Blue Sapphire: September Birthstone
Blue sapphire is considered a primary color gemstone; the purer the primary hue, the more valuable the gemstone. Named from the Greek word sappheiros meaning blue, sapphires have been highly priced gemstones since 800 BC. Rulers of ancient Persia believed the sky was painted blue by their reflections and in the antiquity, kings and queens thought that blue sapphires protected their owners from envy and harm.
Sapphire is the birthstone for September and the zodiac gemstone for Taurus. Sapphires belong to the same mineral species as rubies, called corundum. Except for Red Corundum, which is Ruby, all other colors of Corundum are Sapphires. . Blue is considered Sapphire’s “true” color and the one most often recognized. Sapphires also come in violet, dark gray, orange, yellow, pink, green and black, which tends to be relatively inexpensive. These different colored sapphires are referred to as “fancy sapphires” and are often less expensive than the blue ones, yet equally as beautiful and a fine alternative to blue. A rare colored kind of sapphire is called “Padparadscha,” which means “Lotus color.” It is the only color sapphire given its own name besides the ruby. This stone is orange and pink simultaneously and can be very expensive.

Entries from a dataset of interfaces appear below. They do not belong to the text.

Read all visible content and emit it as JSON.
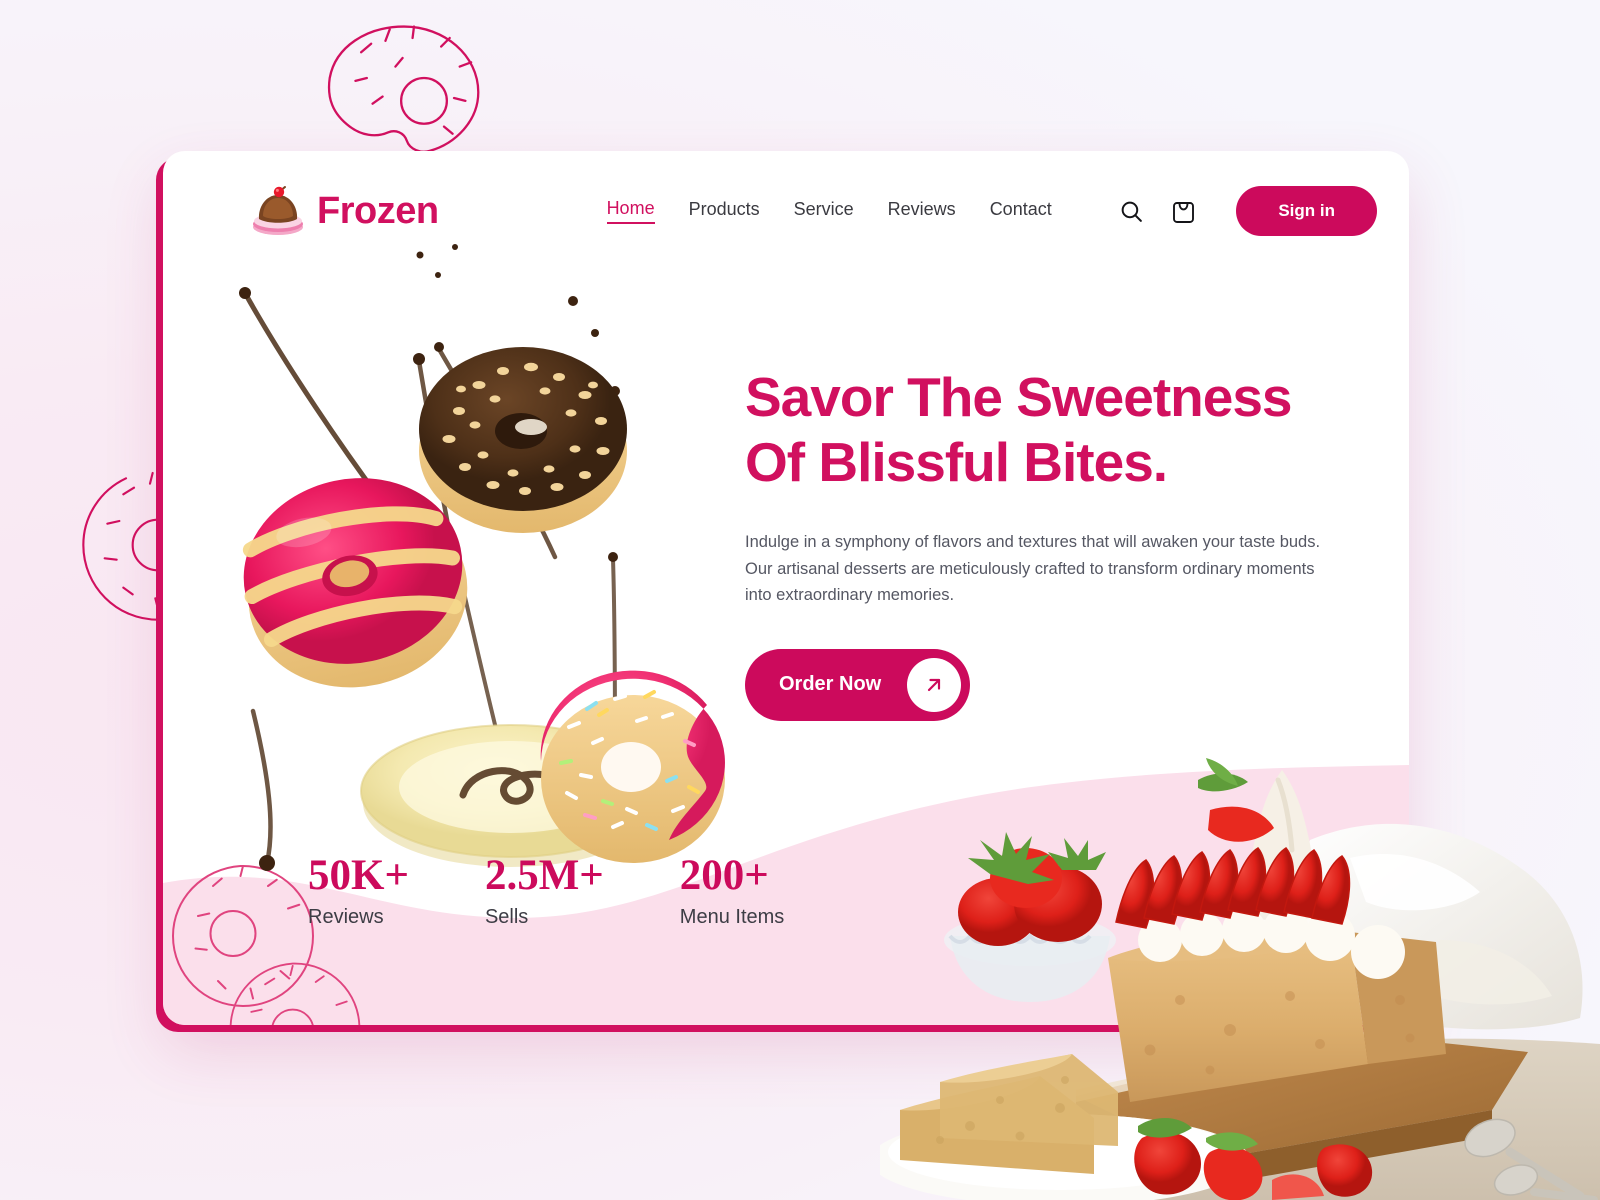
{
  "brand": {
    "name": "Frozen",
    "logo_icon": "chocolate-cupcake-cherry-icon",
    "color": "#d1105f"
  },
  "nav": {
    "items": [
      {
        "label": "Home",
        "active": true
      },
      {
        "label": "Products",
        "active": false
      },
      {
        "label": "Service",
        "active": false
      },
      {
        "label": "Reviews",
        "active": false
      },
      {
        "label": "Contact",
        "active": false
      }
    ]
  },
  "header_actions": {
    "search_icon": "search-icon",
    "cart_icon": "shopping-bag-icon",
    "signin_label": "Sign in"
  },
  "hero": {
    "headline_line1": "Savor The Sweetness",
    "headline_line2": "Of Blissful Bites.",
    "paragraph": "Indulge in a symphony of flavors and textures that will awaken your taste buds. Our artisanal desserts are meticulously crafted to transform ordinary moments into extraordinary memories.",
    "cta_label": "Order Now",
    "cta_icon": "arrow-up-right-icon"
  },
  "stats": [
    {
      "value": "50K+",
      "label": "Reviews"
    },
    {
      "value": "2.5M+",
      "label": "Sells"
    },
    {
      "value": "200+",
      "label": "Menu Items"
    }
  ],
  "decor": {
    "donut_outline_icon": "donut-outline-icon",
    "wave_color": "#fbdfeb",
    "accent_color": "#cc0a5c",
    "background_gradient": [
      "#f9e7f2",
      "#f7f6fc"
    ]
  }
}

Blue Sapphires hold their blue color from the combination of two chemical elements, iron and titanium. Blue Sapphire ranges in hue from pale to deep azure or dark royal blue, to indigo, with the most highly desired color being the velvety cornflower blue, also called Kashmir or bleu de roi. Burma and Sri Lanka have beautiful sapphires too. They are also found in Thailand, Cambodia, Australia and East African countries like Madagascar and Nigeria. Unheated sapphires in royal blue color, in fine quality fetch the highest premium of all. Today many women wear sapphire because the calming nature of the blue colour associated with trust, loyalty and inner peace. They also range widely in colour from very pale blue to more intense royal blue, to very dark midnight blue. For this reason, they make a very versatile alternative engagement ring.

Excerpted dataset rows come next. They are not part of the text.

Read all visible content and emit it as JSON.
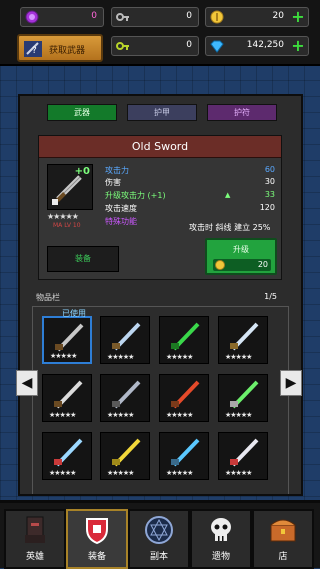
{
  "topbar": {
    "gems_purple": "0",
    "key_silver": "0",
    "gold": "20",
    "key_gold": "0",
    "diamonds": "142,250",
    "fetch_weapon_label": "获取武器"
  },
  "tabs": [
    {
      "label": "武器"
    },
    {
      "label": "护甲"
    },
    {
      "label": "护符"
    }
  ],
  "item": {
    "name": "Old Sword",
    "plus": "+0",
    "stars": "★★★★★",
    "ma_lv": "MA LV 10",
    "equip_label": "装备",
    "stats": [
      {
        "label": "攻击力",
        "value": "60",
        "color": "#5aa9ff"
      },
      {
        "label": "伤害",
        "value": "30",
        "color": "#ffffff"
      },
      {
        "label": "升级攻击力 (+1)",
        "value": "33",
        "color": "#7cff7c"
      },
      {
        "label": "攻击速度",
        "value": "120",
        "color": "#ffffff"
      },
      {
        "label": "特殊功能",
        "value": "",
        "color": "#cc58ff"
      }
    ],
    "special_text": "攻击时 斜线 建立 25%",
    "upgrade_label": "升级",
    "upgrade_cost": "20"
  },
  "inventory": {
    "label": "物品栏",
    "page": "1/5",
    "used_label": "已使用",
    "items": [
      {
        "icon": "old-sword",
        "stars": "★★★★★"
      },
      {
        "icon": "serrated-blade",
        "stars": "★★★★★"
      },
      {
        "icon": "green-trident",
        "stars": "★★★★★"
      },
      {
        "icon": "serrated-blade-2",
        "stars": "★★★★★"
      },
      {
        "icon": "battle-axe",
        "stars": "★★★★★"
      },
      {
        "icon": "hammer-axe",
        "stars": "★★★★★"
      },
      {
        "icon": "fire-staff",
        "stars": "★★★★★"
      },
      {
        "icon": "green-spear",
        "stars": "★★★★★"
      },
      {
        "icon": "ice-sword",
        "stars": "★★★★★"
      },
      {
        "icon": "gold-scepter",
        "stars": "★★★★★"
      },
      {
        "icon": "hook-staff",
        "stars": "★★★★★"
      },
      {
        "icon": "drill-lance",
        "stars": "★★★★★"
      }
    ]
  },
  "bottom_nav": [
    {
      "label": "英雄",
      "icon": "hero-icon"
    },
    {
      "label": "装备",
      "icon": "equipment-icon"
    },
    {
      "label": "副本",
      "icon": "dungeon-icon"
    },
    {
      "label": "遗物",
      "icon": "relic-icon"
    },
    {
      "label": "店",
      "icon": "shop-icon"
    }
  ]
}
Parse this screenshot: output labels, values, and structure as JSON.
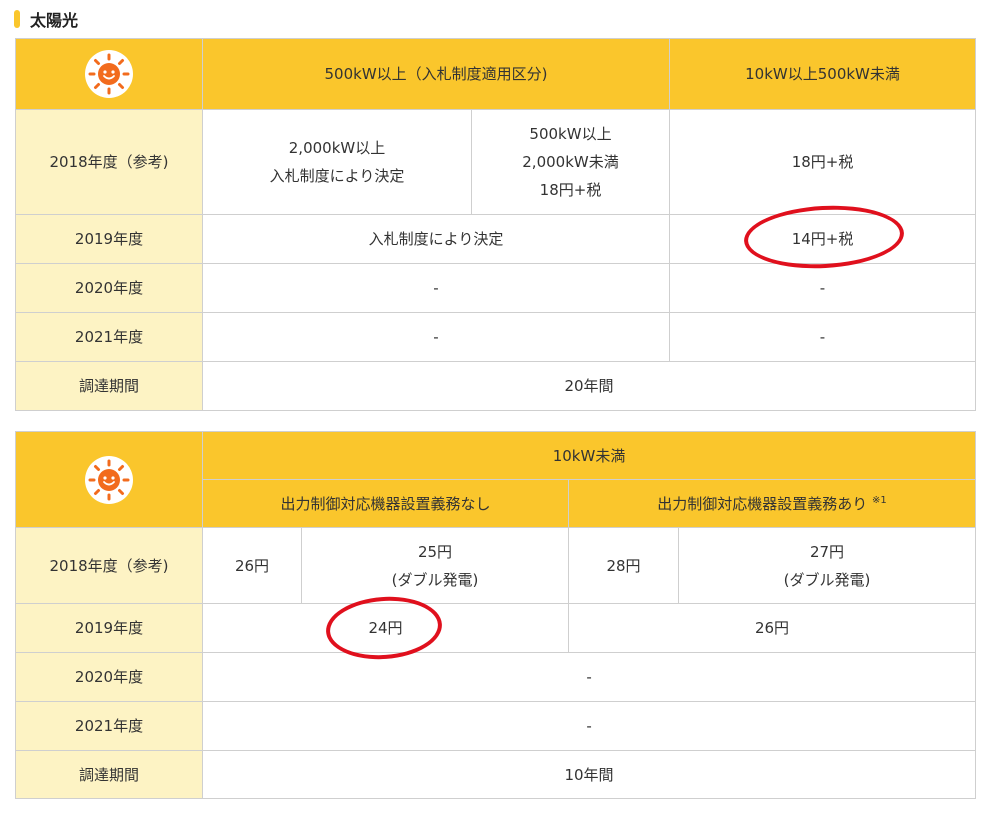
{
  "section": {
    "title": "太陽光",
    "accent": "#fac62c"
  },
  "table1": {
    "header_a": "500kW以上（入札制度適用区分)",
    "header_b": "10kW以上500kW未満",
    "rows": {
      "r2018": {
        "label": "2018年度（参考)",
        "c1": [
          "2,000kW以上",
          "入札制度により決定"
        ],
        "c2": [
          "500kW以上",
          "2,000kW未満",
          "18円+税"
        ],
        "c3": "18円+税"
      },
      "r2019": {
        "label": "2019年度",
        "c1": "入札制度により決定",
        "c2": "14円+税"
      },
      "r2020": {
        "label": "2020年度",
        "c1": "-",
        "c2": "-"
      },
      "r2021": {
        "label": "2021年度",
        "c1": "-",
        "c2": "-"
      },
      "period": {
        "label": "調達期間",
        "value": "20年間"
      }
    }
  },
  "table2": {
    "header_top": "10kW未満",
    "header_a": "出力制御対応機器設置義務なし",
    "header_b": "出力制御対応機器設置義務あり",
    "header_b_note": "※1",
    "rows": {
      "r2018": {
        "label": "2018年度（参考)",
        "c1": "26円",
        "c2": [
          "25円",
          "(ダブル発電)"
        ],
        "c3": "28円",
        "c4": [
          "27円",
          "(ダブル発電)"
        ]
      },
      "r2019": {
        "label": "2019年度",
        "c1": "24円",
        "c2": "26円"
      },
      "r2020": {
        "label": "2020年度",
        "value": "-"
      },
      "r2021": {
        "label": "2021年度",
        "value": "-"
      },
      "period": {
        "label": "調達期間",
        "value": "10年間"
      }
    }
  },
  "colors": {
    "header": "#fac62c",
    "label_bg": "#fdf3c4",
    "border": "#cfcfcf",
    "highlight": "#e0101d",
    "sun": "#f26b1d"
  },
  "icons": [
    "sun-icon"
  ]
}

Blue sapphires that are eye-clean or entirely free of inclusions are uncommon, especially in larger sizes. However, blue sapphires with some internal inclusions are still highly valued, as long as the inclusions do not reduce brilliance, obscure color, or otherwise detract from the gemstone’s beauty. Blue sapphires of one-carat weight or more are not usually cut to calibrated sizes or standard shapes. Each gemstone is shaped to maximize the color and weight of the gemstone.
Heat treatment and diffusion make attractive blue sapphires out of common corundum that would have little or no value without treatment. Heat treatment is widely used in the international sapphire market, and it is estimated that well over 90 percent of all blue sapphire in the market today has been subject to heat treatment. Diffusion treatment is far more controversial, and diffusion-treated blue sapphires sell for much less than those which have only been heat-treated. Silk inclusions are also acceptable in blue sapphires, as long as they are not so dense as to compromise color or brilliance. In fact, the presence of silk inclusions shows that the sapphire is unheated, and this can increase the value of a sapphire.
In blue sapphires, cutting can influence color in surprising ways. Sapphires are dichroic gemstone, meaning their color varies depending on the angle from which it is viewed. Viewed in one direction, most blue sapphires appear blue to violet-blue. From another direction, they will appear slightly greenish blue. A skilled cutter will orient their gemstone so that the blue to violet-blue color shows through the finished gem’s crown.